horrid (comparative horrider or more horrid, superlative horridest or most horrid)
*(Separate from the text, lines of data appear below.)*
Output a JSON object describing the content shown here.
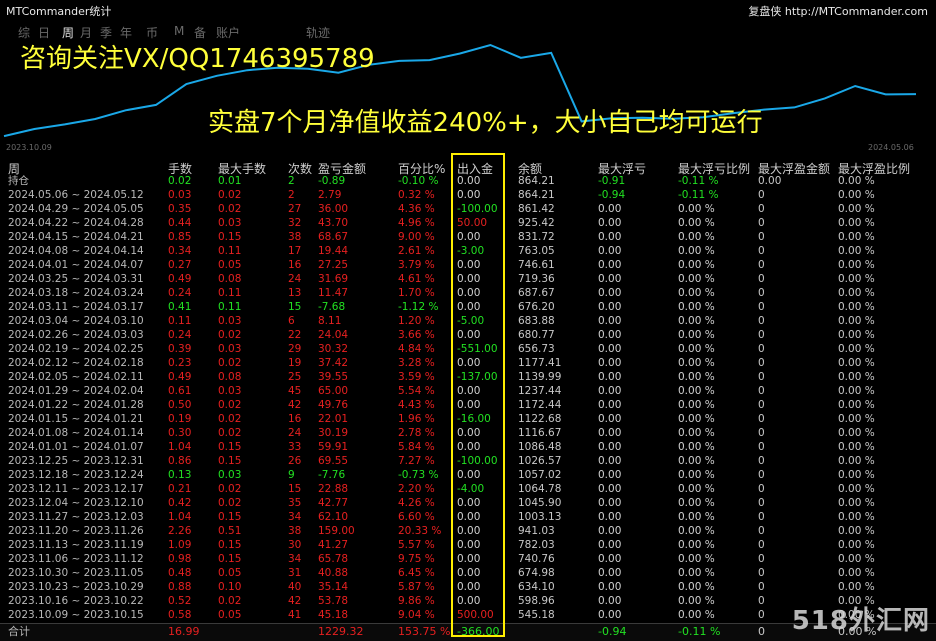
{
  "window": {
    "title": "MTCommander统计",
    "site": "复盘侠 http://MTCommander.com"
  },
  "tabs": [
    {
      "label": "综",
      "active": false
    },
    {
      "label": "日",
      "active": false
    },
    {
      "label": "周",
      "active": true
    },
    {
      "label": "月",
      "active": false
    },
    {
      "label": "季",
      "active": false
    },
    {
      "label": "年",
      "active": false
    },
    {
      "label": "币",
      "active": false
    },
    {
      "label": "M",
      "active": false
    },
    {
      "label": "备",
      "active": false
    },
    {
      "label": "账户",
      "active": false
    },
    {
      "label": "轨迹",
      "active": false
    }
  ],
  "promo": {
    "line1": "咨询关注VX/QQ1746395789",
    "line2": "实盘7个月净值收益240%+，大小自己均可运行"
  },
  "chart_data": {
    "type": "line",
    "x_start": "2023.10.09",
    "x_end": "2024.05.06",
    "series": [
      {
        "values": [
          545.18,
          598.96,
          634.1,
          674.98,
          740.76,
          782.03,
          941.03,
          1003.13,
          1045.9,
          1064.78,
          1057.02,
          1026.57,
          1086.48,
          1116.67,
          1122.68,
          1172.44,
          1237.44,
          1139.99,
          1177.41,
          656.73,
          680.77,
          683.88,
          676.2,
          687.67,
          719.36,
          746.61,
          763.05,
          831.72,
          925.42,
          861.42,
          864.21
        ]
      }
    ],
    "line_color": "#1aa8e8"
  },
  "watermark": "518外汇网",
  "headers": [
    "周",
    "手数",
    "最大手数",
    "次数",
    "盈亏金额",
    "百分比%",
    "出入金",
    "余额",
    "最大浮亏",
    "最大浮亏比例",
    "最大浮盈金额",
    "最大浮盈比例"
  ],
  "rows": [
    {
      "period": "持仓",
      "lots": "0.02",
      "maxlots": "0.01",
      "count": "2",
      "pnl": "-0.89",
      "pct": "-0.10 %",
      "flow": "0.00",
      "balance": "864.21",
      "maxdd": "-0.91",
      "maxddpct": "-0.11 %",
      "maxfp": "0.00",
      "maxfppct": "0.00 %"
    },
    {
      "period": "2024.05.06 ~ 2024.05.12",
      "lots": "0.03",
      "maxlots": "0.02",
      "count": "2",
      "pnl": "2.79",
      "pct": "0.32 %",
      "flow": "0.00",
      "balance": "864.21",
      "maxdd": "-0.94",
      "maxddpct": "-0.11 %",
      "maxfp": "0",
      "maxfppct": "0.00 %"
    },
    {
      "period": "2024.04.29 ~ 2024.05.05",
      "lots": "0.35",
      "maxlots": "0.02",
      "count": "27",
      "pnl": "36.00",
      "pct": "4.36 %",
      "flow": "-100.00",
      "balance": "861.42",
      "maxdd": "0.00",
      "maxddpct": "0.00 %",
      "maxfp": "0",
      "maxfppct": "0.00 %"
    },
    {
      "period": "2024.04.22 ~ 2024.04.28",
      "lots": "0.44",
      "maxlots": "0.03",
      "count": "32",
      "pnl": "43.70",
      "pct": "4.96 %",
      "flow": "50.00",
      "balance": "925.42",
      "maxdd": "0.00",
      "maxddpct": "0.00 %",
      "maxfp": "0",
      "maxfppct": "0.00 %"
    },
    {
      "period": "2024.04.15 ~ 2024.04.21",
      "lots": "0.85",
      "maxlots": "0.15",
      "count": "38",
      "pnl": "68.67",
      "pct": "9.00 %",
      "flow": "0.00",
      "balance": "831.72",
      "maxdd": "0.00",
      "maxddpct": "0.00 %",
      "maxfp": "0",
      "maxfppct": "0.00 %"
    },
    {
      "period": "2024.04.08 ~ 2024.04.14",
      "lots": "0.34",
      "maxlots": "0.11",
      "count": "17",
      "pnl": "19.44",
      "pct": "2.61 %",
      "flow": "-3.00",
      "balance": "763.05",
      "maxdd": "0.00",
      "maxddpct": "0.00 %",
      "maxfp": "0",
      "maxfppct": "0.00 %"
    },
    {
      "period": "2024.04.01 ~ 2024.04.07",
      "lots": "0.27",
      "maxlots": "0.05",
      "count": "16",
      "pnl": "27.25",
      "pct": "3.79 %",
      "flow": "0.00",
      "balance": "746.61",
      "maxdd": "0.00",
      "maxddpct": "0.00 %",
      "maxfp": "0",
      "maxfppct": "0.00 %"
    },
    {
      "period": "2024.03.25 ~ 2024.03.31",
      "lots": "0.49",
      "maxlots": "0.08",
      "count": "24",
      "pnl": "31.69",
      "pct": "4.61 %",
      "flow": "0.00",
      "balance": "719.36",
      "maxdd": "0.00",
      "maxddpct": "0.00 %",
      "maxfp": "0",
      "maxfppct": "0.00 %"
    },
    {
      "period": "2024.03.18 ~ 2024.03.24",
      "lots": "0.24",
      "maxlots": "0.11",
      "count": "13",
      "pnl": "11.47",
      "pct": "1.70 %",
      "flow": "0.00",
      "balance": "687.67",
      "maxdd": "0.00",
      "maxddpct": "0.00 %",
      "maxfp": "0",
      "maxfppct": "0.00 %"
    },
    {
      "period": "2024.03.11 ~ 2024.03.17",
      "lots": "0.41",
      "maxlots": "0.11",
      "count": "15",
      "pnl": "-7.68",
      "pct": "-1.12 %",
      "flow": "0.00",
      "balance": "676.20",
      "maxdd": "0.00",
      "maxddpct": "0.00 %",
      "maxfp": "0",
      "maxfppct": "0.00 %"
    },
    {
      "period": "2024.03.04 ~ 2024.03.10",
      "lots": "0.11",
      "maxlots": "0.03",
      "count": "6",
      "pnl": "8.11",
      "pct": "1.20 %",
      "flow": "-5.00",
      "balance": "683.88",
      "maxdd": "0.00",
      "maxddpct": "0.00 %",
      "maxfp": "0",
      "maxfppct": "0.00 %"
    },
    {
      "period": "2024.02.26 ~ 2024.03.03",
      "lots": "0.24",
      "maxlots": "0.02",
      "count": "22",
      "pnl": "24.04",
      "pct": "3.66 %",
      "flow": "0.00",
      "balance": "680.77",
      "maxdd": "0.00",
      "maxddpct": "0.00 %",
      "maxfp": "0",
      "maxfppct": "0.00 %"
    },
    {
      "period": "2024.02.19 ~ 2024.02.25",
      "lots": "0.39",
      "maxlots": "0.03",
      "count": "29",
      "pnl": "30.32",
      "pct": "4.84 %",
      "flow": "-551.00",
      "balance": "656.73",
      "maxdd": "0.00",
      "maxddpct": "0.00 %",
      "maxfp": "0",
      "maxfppct": "0.00 %"
    },
    {
      "period": "2024.02.12 ~ 2024.02.18",
      "lots": "0.23",
      "maxlots": "0.02",
      "count": "19",
      "pnl": "37.42",
      "pct": "3.28 %",
      "flow": "0.00",
      "balance": "1177.41",
      "maxdd": "0.00",
      "maxddpct": "0.00 %",
      "maxfp": "0",
      "maxfppct": "0.00 %"
    },
    {
      "period": "2024.02.05 ~ 2024.02.11",
      "lots": "0.49",
      "maxlots": "0.08",
      "count": "25",
      "pnl": "39.55",
      "pct": "3.59 %",
      "flow": "-137.00",
      "balance": "1139.99",
      "maxdd": "0.00",
      "maxddpct": "0.00 %",
      "maxfp": "0",
      "maxfppct": "0.00 %"
    },
    {
      "period": "2024.01.29 ~ 2024.02.04",
      "lots": "0.61",
      "maxlots": "0.03",
      "count": "45",
      "pnl": "65.00",
      "pct": "5.54 %",
      "flow": "0.00",
      "balance": "1237.44",
      "maxdd": "0.00",
      "maxddpct": "0.00 %",
      "maxfp": "0",
      "maxfppct": "0.00 %"
    },
    {
      "period": "2024.01.22 ~ 2024.01.28",
      "lots": "0.50",
      "maxlots": "0.02",
      "count": "42",
      "pnl": "49.76",
      "pct": "4.43 %",
      "flow": "0.00",
      "balance": "1172.44",
      "maxdd": "0.00",
      "maxddpct": "0.00 %",
      "maxfp": "0",
      "maxfppct": "0.00 %"
    },
    {
      "period": "2024.01.15 ~ 2024.01.21",
      "lots": "0.19",
      "maxlots": "0.02",
      "count": "16",
      "pnl": "22.01",
      "pct": "1.96 %",
      "flow": "-16.00",
      "balance": "1122.68",
      "maxdd": "0.00",
      "maxddpct": "0.00 %",
      "maxfp": "0",
      "maxfppct": "0.00 %"
    },
    {
      "period": "2024.01.08 ~ 2024.01.14",
      "lots": "0.30",
      "maxlots": "0.02",
      "count": "24",
      "pnl": "30.19",
      "pct": "2.78 %",
      "flow": "0.00",
      "balance": "1116.67",
      "maxdd": "0.00",
      "maxddpct": "0.00 %",
      "maxfp": "0",
      "maxfppct": "0.00 %"
    },
    {
      "period": "2024.01.01 ~ 2024.01.07",
      "lots": "1.04",
      "maxlots": "0.15",
      "count": "33",
      "pnl": "59.91",
      "pct": "5.84 %",
      "flow": "0.00",
      "balance": "1086.48",
      "maxdd": "0.00",
      "maxddpct": "0.00 %",
      "maxfp": "0",
      "maxfppct": "0.00 %"
    },
    {
      "period": "2023.12.25 ~ 2023.12.31",
      "lots": "0.86",
      "maxlots": "0.15",
      "count": "26",
      "pnl": "69.55",
      "pct": "7.27 %",
      "flow": "-100.00",
      "balance": "1026.57",
      "maxdd": "0.00",
      "maxddpct": "0.00 %",
      "maxfp": "0",
      "maxfppct": "0.00 %"
    },
    {
      "period": "2023.12.18 ~ 2023.12.24",
      "lots": "0.13",
      "maxlots": "0.03",
      "count": "9",
      "pnl": "-7.76",
      "pct": "-0.73 %",
      "flow": "0.00",
      "balance": "1057.02",
      "maxdd": "0.00",
      "maxddpct": "0.00 %",
      "maxfp": "0",
      "maxfppct": "0.00 %"
    },
    {
      "period": "2023.12.11 ~ 2023.12.17",
      "lots": "0.21",
      "maxlots": "0.02",
      "count": "15",
      "pnl": "22.88",
      "pct": "2.20 %",
      "flow": "-4.00",
      "balance": "1064.78",
      "maxdd": "0.00",
      "maxddpct": "0.00 %",
      "maxfp": "0",
      "maxfppct": "0.00 %"
    },
    {
      "period": "2023.12.04 ~ 2023.12.10",
      "lots": "0.42",
      "maxlots": "0.02",
      "count": "35",
      "pnl": "42.77",
      "pct": "4.26 %",
      "flow": "0.00",
      "balance": "1045.90",
      "maxdd": "0.00",
      "maxddpct": "0.00 %",
      "maxfp": "0",
      "maxfppct": "0.00 %"
    },
    {
      "period": "2023.11.27 ~ 2023.12.03",
      "lots": "1.04",
      "maxlots": "0.15",
      "count": "34",
      "pnl": "62.10",
      "pct": "6.60 %",
      "flow": "0.00",
      "balance": "1003.13",
      "maxdd": "0.00",
      "maxddpct": "0.00 %",
      "maxfp": "0",
      "maxfppct": "0.00 %"
    },
    {
      "period": "2023.11.20 ~ 2023.11.26",
      "lots": "2.26",
      "maxlots": "0.51",
      "count": "38",
      "pnl": "159.00",
      "pct": "20.33 %",
      "flow": "0.00",
      "balance": "941.03",
      "maxdd": "0.00",
      "maxddpct": "0.00 %",
      "maxfp": "0",
      "maxfppct": "0.00 %"
    },
    {
      "period": "2023.11.13 ~ 2023.11.19",
      "lots": "1.09",
      "maxlots": "0.15",
      "count": "30",
      "pnl": "41.27",
      "pct": "5.57 %",
      "flow": "0.00",
      "balance": "782.03",
      "maxdd": "0.00",
      "maxddpct": "0.00 %",
      "maxfp": "0",
      "maxfppct": "0.00 %"
    },
    {
      "period": "2023.11.06 ~ 2023.11.12",
      "lots": "0.98",
      "maxlots": "0.15",
      "count": "34",
      "pnl": "65.78",
      "pct": "9.75 %",
      "flow": "0.00",
      "balance": "740.76",
      "maxdd": "0.00",
      "maxddpct": "0.00 %",
      "maxfp": "0",
      "maxfppct": "0.00 %"
    },
    {
      "period": "2023.10.30 ~ 2023.11.05",
      "lots": "0.48",
      "maxlots": "0.05",
      "count": "31",
      "pnl": "40.88",
      "pct": "6.45 %",
      "flow": "0.00",
      "balance": "674.98",
      "maxdd": "0.00",
      "maxddpct": "0.00 %",
      "maxfp": "0",
      "maxfppct": "0.00 %"
    },
    {
      "period": "2023.10.23 ~ 2023.10.29",
      "lots": "0.88",
      "maxlots": "0.10",
      "count": "40",
      "pnl": "35.14",
      "pct": "5.87 %",
      "flow": "0.00",
      "balance": "634.10",
      "maxdd": "0.00",
      "maxddpct": "0.00 %",
      "maxfp": "0",
      "maxfppct": "0.00 %"
    },
    {
      "period": "2023.10.16 ~ 2023.10.22",
      "lots": "0.52",
      "maxlots": "0.02",
      "count": "42",
      "pnl": "53.78",
      "pct": "9.86 %",
      "flow": "0.00",
      "balance": "598.96",
      "maxdd": "0.00",
      "maxddpct": "0.00 %",
      "maxfp": "0",
      "maxfppct": "0.00 %"
    },
    {
      "period": "2023.10.09 ~ 2023.10.15",
      "lots": "0.58",
      "maxlots": "0.05",
      "count": "41",
      "pnl": "45.18",
      "pct": "9.04 %",
      "flow": "500.00",
      "balance": "545.18",
      "maxdd": "0.00",
      "maxddpct": "0.00 %",
      "maxfp": "0",
      "maxfppct": "0.00 %"
    }
  ],
  "total": {
    "period": "合计",
    "lots": "16.99",
    "maxlots": "",
    "count": "",
    "pnl": "1229.32",
    "pct": "153.75 %",
    "flow": "-366.00",
    "balance": "",
    "maxdd": "-0.94",
    "maxddpct": "-0.11 %",
    "maxfp": "0",
    "maxfppct": "0.00 %"
  },
  "colors": {
    "positive": "#e62020",
    "negative": "#22e022",
    "highlight_box": "#ffee00",
    "promo_text": "#ffff3a"
  }
}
  1. (archaic) bristling, rough, rugged
    His haughtie Helmet. horrid all with gold,//Both glorious brightnesse and great terror bredd. - Edmund Spenser, The Faerie Queen, I-vii-31
    Horrid with fern, and intricate with thorn. - John Dryden
    Ye grots and caverns shagg's with horrid thorn! - Alexander Pope, Eloisa to Abelard, I-20
  2. causing horror or dread
    Give colour to my pale cheek with thy blood,//that we the horrider may seem to those//Which chance to find us. - Shakespeare, Cymbeline, IV-ii
    I myself will be//The priest, and boldly do those horrid rites//You shake to think on. - John Fletcher, Sea Voyage, V-iv
    Not in the legions Of horrid hell. - Shakespeare, Macbeth, IV-iii
    What say you then to fair Sir Percivale,//And of the horrid foulness that he wrought? - Alfred Tennyson, Merlin and Vivien
  3. offensive, disagreeable, abominable, execrable
    1668 My Lord Chief Justice Keeling hath laid the constable by the heels to answer it next Sessions: which is a horrid shame. - Samuel Pepys, Diary, October 23
    About the middle of November we began to work on our Ship's bottom, which we found very much eaten with the Worm: For this is a horrid place for Worms. - William Dampier, Voyages, I-362
    Already I your tears survey,//Already hear the horrid things they say. - Alexander Pope, The Rape of the Lock, IV-108

Usage notes[edit]

  • "Horrid" and "horrible" originally had different meanings, but have become almost synonymous over the years.